McAfee SECURE sites help keep you safe from identity theft, credit card fraud, spyware, spam, viruses and online scams

Evaluate the role that behaviour therapy theories have to play in clinical hypnosis

The quest to understand human behaviour, emotion and thinking has led to the emergence of behavioural psychology as a discipline. Interest in behaviour stemmed up during the early part of the twentieth century where it was believed that new behaviour was learned by observation and from the environment (Gross, 2005; Sardar et al, 2002). These behavioural theories have since been implemented by psychotherapists and researchers and have formed the foundation for new methods in clinical hypnosis. The main objective of this article is to critically evaluate the relevance and impact of different behavioural theories such as classical and operant conditioning, extinction, desensitisation, reciprocal inhibition, learning theory on hypnotherapeutic methods such as hypnodesensitisation, flooding, mass practice, aversion therapy and assertiveness training and to discuss the strengths and weaknesses of the different hypnotherapy methods.

The selection of different hypnotherapy methods depends on the requirement and the choice is usually made by the therapist who customises the approach for each unique situation (Kaplan & Sadock, 1997; Rogers, 2004). Systematic hypnodesensitisation is a method which is extensively used by hypnotherapists to treat phobias (Jemmer, 2005). The method is based on classical conditioning theory proposed initially by Ivan Pavlov and then subsequently modified by Wolpe and also operant conditioning. The difference between systematic desensitisation and classical conditioning lies in the fact that the stimulus is gradually increased in intensity until it reaches a maximum where it is maintained until the phobia is gone and the process requires that the patient practices relaxation techniques.
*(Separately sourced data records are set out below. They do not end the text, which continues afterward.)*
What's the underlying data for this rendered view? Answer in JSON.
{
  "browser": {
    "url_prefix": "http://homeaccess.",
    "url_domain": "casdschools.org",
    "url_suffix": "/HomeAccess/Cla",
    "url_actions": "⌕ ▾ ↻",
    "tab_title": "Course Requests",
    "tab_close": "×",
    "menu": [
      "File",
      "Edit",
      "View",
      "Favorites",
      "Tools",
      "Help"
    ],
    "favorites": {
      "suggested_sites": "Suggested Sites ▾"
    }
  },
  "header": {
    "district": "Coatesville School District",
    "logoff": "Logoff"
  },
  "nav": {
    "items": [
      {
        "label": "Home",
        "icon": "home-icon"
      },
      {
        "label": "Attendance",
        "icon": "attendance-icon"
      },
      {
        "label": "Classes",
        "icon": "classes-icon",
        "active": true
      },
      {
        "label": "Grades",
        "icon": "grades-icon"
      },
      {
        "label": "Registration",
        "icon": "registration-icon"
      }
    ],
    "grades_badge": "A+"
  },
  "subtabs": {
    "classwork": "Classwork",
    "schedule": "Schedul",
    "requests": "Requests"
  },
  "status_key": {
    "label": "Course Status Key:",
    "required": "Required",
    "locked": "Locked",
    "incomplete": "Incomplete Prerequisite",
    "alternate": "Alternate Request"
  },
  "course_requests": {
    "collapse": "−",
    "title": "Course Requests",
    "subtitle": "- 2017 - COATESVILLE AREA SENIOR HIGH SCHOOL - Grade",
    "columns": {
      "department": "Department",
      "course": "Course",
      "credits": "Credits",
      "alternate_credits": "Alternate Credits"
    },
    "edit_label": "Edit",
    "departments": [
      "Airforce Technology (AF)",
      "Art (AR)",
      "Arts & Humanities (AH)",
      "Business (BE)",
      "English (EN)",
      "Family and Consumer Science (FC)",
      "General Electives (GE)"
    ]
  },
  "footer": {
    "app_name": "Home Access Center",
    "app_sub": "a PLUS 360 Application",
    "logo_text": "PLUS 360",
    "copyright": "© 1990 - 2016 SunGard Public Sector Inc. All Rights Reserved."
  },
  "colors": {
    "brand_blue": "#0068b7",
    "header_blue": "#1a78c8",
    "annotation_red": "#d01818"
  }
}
This method is considered less directive, superior and more ethical compared to other hypnotherapy methods like flooding and implosion therapy because it allows the patient to control the progression from one step to another only after reaching adequate relaxation at a particular level. There is, however, much debate among practitioners who suggest that relaxation is less important than the hierarchy of increase in the stimulus which is the biggest contributing factor for the favourable response. The downside of this method is that patients experience extreme discomfort and trauma during the treatment process (McGlynn et al, 2004). This problem is addressed by therapists by suggesting to their patients to imagine the stimulus which reduces the discomfort to some extent. The systematic desensitization method combined with hypnosis is called hypnodesensitisation which is very safe and helps the patient to achieve their goals faster. However, this method is time consuming, does not have a hundred percent success rate in all cases because of residual disability left in patients, involves relapses and requires that the patient does not terminate facing his/her anxiety.

Assertiveness training is a relatively new procedure used by hypnotherapists, which uses the counter conditioning behavioural theory (Clarke & Jackson, 1983). This method is helpful to the patients because it allows them to display contrasting assertive emotions in the face of an unwanted stimulus. This reduces the impact of the original unwanted stimulus thereby curing the patient. Many hypnotherapists follow this method because it has a number of advantages (Benson, 1999). The strengths of this procedure are that it helps the patient to handle their fear in the mature and adult way; makes them more confident, responsive and expressive; and promotes self esteem through positive suggestions. There are very few weaknesses for this method; the only major problem is that this method is ineffective in situations where the patient has problems with communication. A modification of this method called the cognitive behavioural therapy has been shown to have the best effect in treating a majority of psychological problems.

In most classical behavioural approaches, the patient is exposed physically to their phobia or addiction, which may cause more harm than benefit. In contrast to this, the hypnobehavioural approach lets the patient imagine the fear in vitro in a comfortable and safe therapeutic setting (Ashton, 1997; Flammer & Bongartz, 2003). Hypnobehavioural approach is safe for all types of phobias and is very cost effective. Many of the hypnobehavioural methods are effective especially hypnodesensitization. During this process, the patients, in their effort to maintain the score corresponding to their anxiety, realise that the fear is absurd and there is no rationale for it. This aids in treatment rather than exposing them to the actual fear. Hypnotherapy is also very useful in breaking up bad, unwanted and dangerous habits without injuring the patients. In the overall sense hypnobehavioural therapy is far superior compared to classical behavioural methods because the level of stimulus can be changed more easily by the therapist who can control the imagination and emotions of the subject. This advantage along with cost effectiveness, relaxation techniques, and safety makes hypnobehavioural approach a far better choice compared to classical behavioural methods.

Related Links
To Top